Law school financing system in need of 'serious re-engineering,' task force says
The current system for financing a law school education, which drives up tuition costs and student debt, is “deeply flawed” and in need of a “serious re-engineering,” an ABA task force says.
And the law school accreditation standards, which impose more standardization of legal education than may be necessary, should be amended to enable more diversity in law school curricula and make it easier for schools to innovate, the ABA Task Force on the Future of Legal Education says.
Law schools also need to do more to heed the legal profession’s calls for more skills training and experiential learning, the task force says.
And state supreme courts, bar associations and lawyer regulatory authorities should devise new ways of licensing limited providers of legal services and authorizing bar admission for “people whose preparation is not in the traditional three-year classroom mold.”
Those are some of the highlights of the conclusions contained in what the task force calls a “working paper” (PDF) of its deliberations to date that was posted Thursday on its website in advance of next Saturday’s public hearing during the ABA Annual Meeting in San Francisco.
The 34-page document carries a disclaimer at the top saying it is neither a final draft nor a reflection of official ABA policy. It says the working paper should be viewed instead as a “field manual for people of good faith who wish to improve legal education as a public and private good.”
The working paper identifies nine themes that it says should serve as a common framework and a shared set of goals for the project, including the currently flawed system for financing a law-related education, the need for greater heterogeneity in the law school curriculum and a new emphasis on the value of a legal education. It also says there should be greater innovation in law school educational programs, changes in faculty culture and work roles, and a clear recognition that law schools exist to teach people how to provide legal services.
The task force recommends that the ABA undertake a fuller examination of law school financing and pricing issues than it has been able to do. It also recommends that the ABA Section of Legal Education and Admissions to the Bar revise accreditation standards that increase the costs but not necessarily the quality of a legal education. And it says state supreme courts and lawyer regulatory authorities should look for ways to reduce the educational requirements for admission and authorize people without JDs to provide limited legal services.

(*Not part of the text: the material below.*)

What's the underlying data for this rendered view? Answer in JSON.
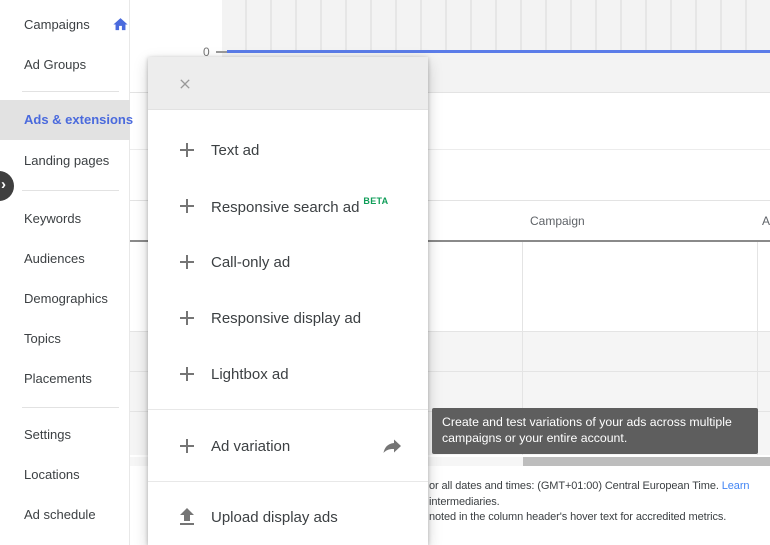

Task force chair Randall T. Shepard, retired chief justice of the Indiana Supreme Court, said Thursday he expects that some of the task force’s recommendations will be widely applauded while others are just as widely condemned. But he’s not prepared to say at this point which recommendations he thinks will fall into which category.
Shepard said the task force, which was created at last year’s annual meeting, still hopes to issue its final report and recommendations by Nov. 20, the filing deadline for items to be placed on the agenda of the House of Delegates for consideration at the ABA’s Midyear Meeting next February in Chicago.
“That’s our target,” he said.
Kyle McEntee, co-founder of Law School Transparency, called the working paper “a significant piece of thought leadership.”
“It’s full of great recommendations,” he said. “Overall, the task force has done a great job of illustrating the problem and explaining the philosophical tensions at play between the private good and the public good.”
The big question now, he said, is whether stakeholders can execute the task force’s vision of the future.
Barry Currier, the ABA’s managing director of accreditation and legal education, declined to comment on the working paper, saying to do so now would be premature. “The council looks forward to considering the task force’s report when it is finalized,” he said.